▶ _GOAL OF THE EXERCISE_
Return all records exactly. Nothing may be added.
= Beginning of Section =
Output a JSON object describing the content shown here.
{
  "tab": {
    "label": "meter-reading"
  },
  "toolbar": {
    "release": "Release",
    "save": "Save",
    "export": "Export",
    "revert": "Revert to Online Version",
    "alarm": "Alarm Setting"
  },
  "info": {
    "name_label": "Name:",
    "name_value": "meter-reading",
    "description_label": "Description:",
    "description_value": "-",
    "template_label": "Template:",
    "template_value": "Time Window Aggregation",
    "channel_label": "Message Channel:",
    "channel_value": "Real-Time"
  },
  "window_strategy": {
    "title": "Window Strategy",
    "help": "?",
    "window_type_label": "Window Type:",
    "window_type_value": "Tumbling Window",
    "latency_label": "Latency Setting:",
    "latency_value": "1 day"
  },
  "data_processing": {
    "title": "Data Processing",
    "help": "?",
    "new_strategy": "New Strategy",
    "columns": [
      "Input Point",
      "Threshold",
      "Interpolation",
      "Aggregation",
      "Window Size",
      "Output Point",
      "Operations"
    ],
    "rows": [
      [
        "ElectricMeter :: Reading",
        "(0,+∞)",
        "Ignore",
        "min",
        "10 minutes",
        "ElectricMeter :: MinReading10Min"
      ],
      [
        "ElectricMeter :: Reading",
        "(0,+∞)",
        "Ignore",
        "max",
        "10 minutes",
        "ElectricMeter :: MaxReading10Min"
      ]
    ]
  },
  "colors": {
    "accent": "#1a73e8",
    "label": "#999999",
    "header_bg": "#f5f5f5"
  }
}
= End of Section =
▶ _WRITTEN REPLY_
Output a JSON object describing the content shown here.
{
  "tab": {
    "label": "meter-reading"
  },
  "toolbar": {
    "release": "Release",
    "save": "Save",
    "export": "Export",
    "revert": "Revert to Online Version",
    "alarm": "Alarm Setting"
  },
  "info": {
    "name_label": "Name:",
    "name_value": "meter-reading",
    "description_label": "Description:",
    "description_value": "-",
    "template_label": "Template:",
    "template_value": "Time Window Aggregation",
    "channel_label": "Message Channel:",
    "channel_value": "Real-Time"
  },
  "window_strategy": {
    "title": "Window Strategy",
    "help": "?",
    "window_type_label": "Window Type:",
    "window_type_value": "Tumbling Window",
    "latency_label": "Latency Setting:",
    "latency_value": "1 day"
  },
  "data_processing": {
    "title": "Data Processing",
    "help": "?",
    "new_strategy": "New Strategy",
    "columns": [
      "Input Point",
      "Threshold",
      "Interpolation",
      "Aggregation",
      "Window Size",
      "Output Point",
      "Operations"
    ],
    "rows": [
      [
        "ElectricMeter :: Reading",
        "(0,+∞)",
        "Ignore",
        "min",
        "10 minutes",
        "ElectricMeter :: MinReading10Min"
      ],
      [
        "ElectricMeter :: Reading",
        "(0,+∞)",
        "Ignore",
        "max",
        "10 minutes",
        "ElectricMeter :: MaxReading10Min"
      ]
    ]
  },
  "colors": {
    "accent": "#1a73e8",
    "label": "#999999",
    "header_bg": "#f5f5f5"
  }
}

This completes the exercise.